Data records for software interfaces
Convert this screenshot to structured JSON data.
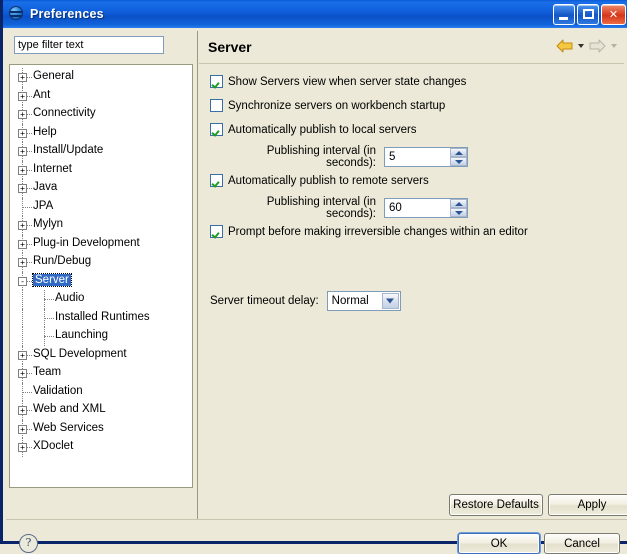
{
  "window": {
    "title": "Preferences",
    "icon": "globe-icon",
    "buttons": {
      "minimize": "Minimize",
      "maximize": "Maximize",
      "close": "Close"
    }
  },
  "sidebar": {
    "filter": {
      "value": "type filter text",
      "placeholder": "type filter text"
    },
    "items": [
      {
        "label": "General",
        "indent": 0,
        "expander": "+"
      },
      {
        "label": "Ant",
        "indent": 0,
        "expander": "+"
      },
      {
        "label": "Connectivity",
        "indent": 0,
        "expander": "+"
      },
      {
        "label": "Help",
        "indent": 0,
        "expander": "+"
      },
      {
        "label": "Install/Update",
        "indent": 0,
        "expander": "+"
      },
      {
        "label": "Internet",
        "indent": 0,
        "expander": "+"
      },
      {
        "label": "Java",
        "indent": 0,
        "expander": "+"
      },
      {
        "label": "JPA",
        "indent": 0,
        "expander": ""
      },
      {
        "label": "Mylyn",
        "indent": 0,
        "expander": "+"
      },
      {
        "label": "Plug-in Development",
        "indent": 0,
        "expander": "+"
      },
      {
        "label": "Run/Debug",
        "indent": 0,
        "expander": "+"
      },
      {
        "label": "Server",
        "indent": 0,
        "expander": "-",
        "selected": true
      },
      {
        "label": "Audio",
        "indent": 1,
        "expander": ""
      },
      {
        "label": "Installed Runtimes",
        "indent": 1,
        "expander": ""
      },
      {
        "label": "Launching",
        "indent": 1,
        "expander": ""
      },
      {
        "label": "SQL Development",
        "indent": 0,
        "expander": "+"
      },
      {
        "label": "Team",
        "indent": 0,
        "expander": "+"
      },
      {
        "label": "Validation",
        "indent": 0,
        "expander": ""
      },
      {
        "label": "Web and XML",
        "indent": 0,
        "expander": "+"
      },
      {
        "label": "Web Services",
        "indent": 0,
        "expander": "+"
      },
      {
        "label": "XDoclet",
        "indent": 0,
        "expander": "+"
      }
    ]
  },
  "page": {
    "title": "Server",
    "nav": {
      "back_icon": "back-arrow-icon",
      "back_menu_icon": "chevron-down-icon",
      "forward_icon": "forward-arrow-icon",
      "forward_menu_icon": "chevron-down-icon"
    },
    "checkboxes": [
      {
        "label": "Show Servers view when server state changes",
        "checked": true
      },
      {
        "label": "Synchronize servers on workbench startup",
        "checked": false
      },
      {
        "label": "Automatically publish to local servers",
        "checked": true
      },
      {
        "label": "Automatically publish to remote servers",
        "checked": true
      },
      {
        "label": "Prompt before making irreversible changes within an editor",
        "checked": true
      }
    ],
    "local_interval": {
      "label": "Publishing interval (in seconds):",
      "value": "5"
    },
    "remote_interval": {
      "label": "Publishing interval (in seconds):",
      "value": "60"
    },
    "timeout": {
      "label": "Server timeout delay:",
      "value": "Normal",
      "options": [
        "Normal"
      ]
    },
    "restore_defaults_label": "Restore Defaults",
    "apply_label": "Apply"
  },
  "footer": {
    "help_icon": "help-question-icon",
    "ok_label": "OK",
    "cancel_label": "Cancel"
  },
  "colors": {
    "titlebar_blue": "#0f5fdc",
    "dialog_bg": "#ece9d8",
    "selection_blue": "#316ac5",
    "check_green": "#1f9c22",
    "back_arrow_gold": "#e8a317"
  }
}
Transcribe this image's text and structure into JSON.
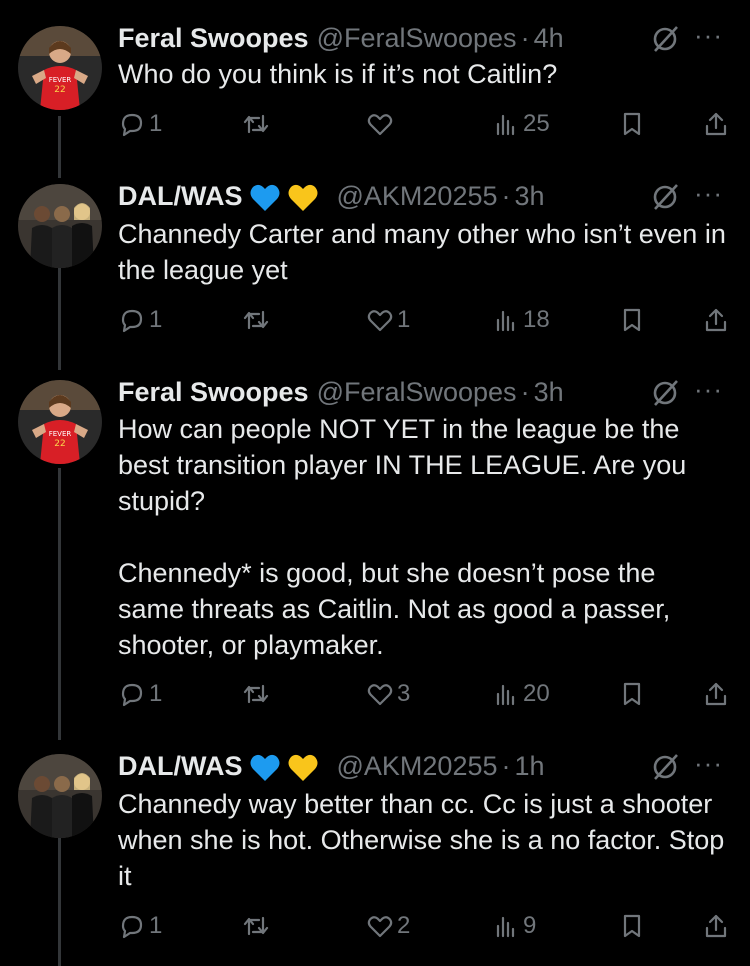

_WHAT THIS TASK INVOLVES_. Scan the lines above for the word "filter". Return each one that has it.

_YOUR RESPONSE_.
    "filter": {
      "value": "type filter text",
      "placeholder": "type filter text"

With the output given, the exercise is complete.